Here, "not one of them" does not prepare the punchline (payoff) of a joke, it's added for emphasis. [Disclaimer: I'm not a native speaker, so the style may be off in my example.] – Jens Bannmann – 2020-04-13T20:39:31.147

4I could easily imagine saying "not *one* of them", with appropriate emphasis, in response to a question of the form "did one of them [X]?" - meaning that more than one of them did, in fact, [X]. But the unusual emphasis is necessary to convey that the meaning is different. However, a statement like "not one, not two, but three of them ..." would be common idiomatic English used to emphasise a number that might otherwise seem small. – Carcer – 2020-04-13T23:45:16.020

@LeeMosher 'one' isn't the problem, 'not' is. In say, a binary system, 'not one' unambiguously refers to zero whereas it doesn't in base 10 – mcalex – 2020-04-14T06:13:25.590

1I guess what I was trying (not very clearly) to say is that in actual usage, the ambiguity of the phrase "not one" is using it for other larger numbers, not just with other digits, similar to the suggestion of @Carcer. For example, a possible line from a zombie movie: "Not one, hundreds!" – Lee Mosher – 2020-04-14T11:58:30.567

@LeeMosher Yes, but my point is with a binary system you have an inherent concept of not one, but the other. Yosef's comment to OP shows this line of thought. Because we have a bunch of digits in the base 10 system the thought process includes 'one of a bunch of others (which easily incorporates multi-digit numbers)' as well as 'one or the other' I just reckon if we counted in binary this question wouldn't exist, because even though 'not one' *coooould* mean '... but one hundred', or '... but one thousand', it would be far more plausible - almost exclusively, even - to mean '... but zero'. – mcalex – 2020-04-14T15:27:42.043

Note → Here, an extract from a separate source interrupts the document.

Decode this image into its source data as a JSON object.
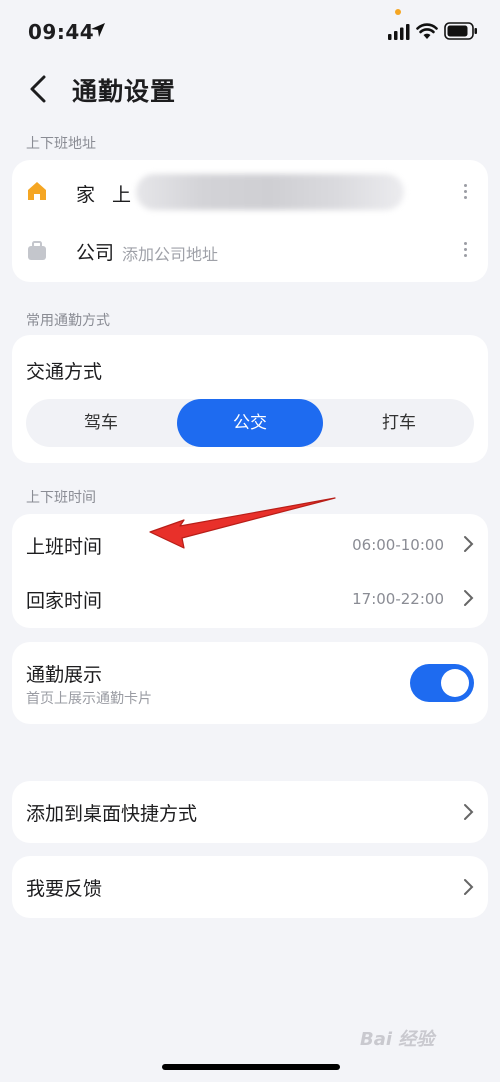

You can think of it in the following way: If someone asks "How many apples do we have left?", and you have none, you might reply "Not one!" If you have 2 or more apples, then you also have 1. Anything that is physically countable, if you have any number of them, you also have every non-negative number less than that. (Negative numbers would be meaningless in this context.) Thus the only time you can truthfully say "not one" is if you have none. – Darrel Hoffman – 2020-04-14T19:06:06.337

It would be idiomatic to say "Not *just* one" to indicate multiples. – CCTO – 2020-04-14T21:21:36.163

10

"Not one of them" means "none of them." "Not one of them" emphasizes that no single person among them thought it was necessary.

6

"Not one of them" implies none of them thought it necessary.

-2

"Not one of them" is just a confusing way of saying "not **any** of them"

2Except that "not any of them" is not idiomatic English, whereas "Not one of them" or "None of them" is. – Martin Bonner supports Monica – 2020-04-14T12:06:16.593

One = the number 1. Not one = the number zero = none. – Yosef Baskin – 2020-04-12T20:08:51.367

3@YosefBaskin, not maths (because 'Not one' doesn't just '= the number zero', it also equals two, three, four etc), but english:

notone== none – mcalex – 2020-04-13T06:14:54.0438@YosefBaskin : careful, because this alone is not sufficient. You can say

"I received not one, but two gifts". It's important that it's followed by"... of them"– vsz – 2020-04-13T15:07:31.8901"Not one of them" = "none of them". However, "not one of them" is

strongerthan "none of them". – Panzercrisis – 2020-04-13T22:10:51.120The phrase is used a lot in the bible: "And the waters covered their enemies: there was not one of them left." – Michael Kay – 2020-04-15T08:39:15.337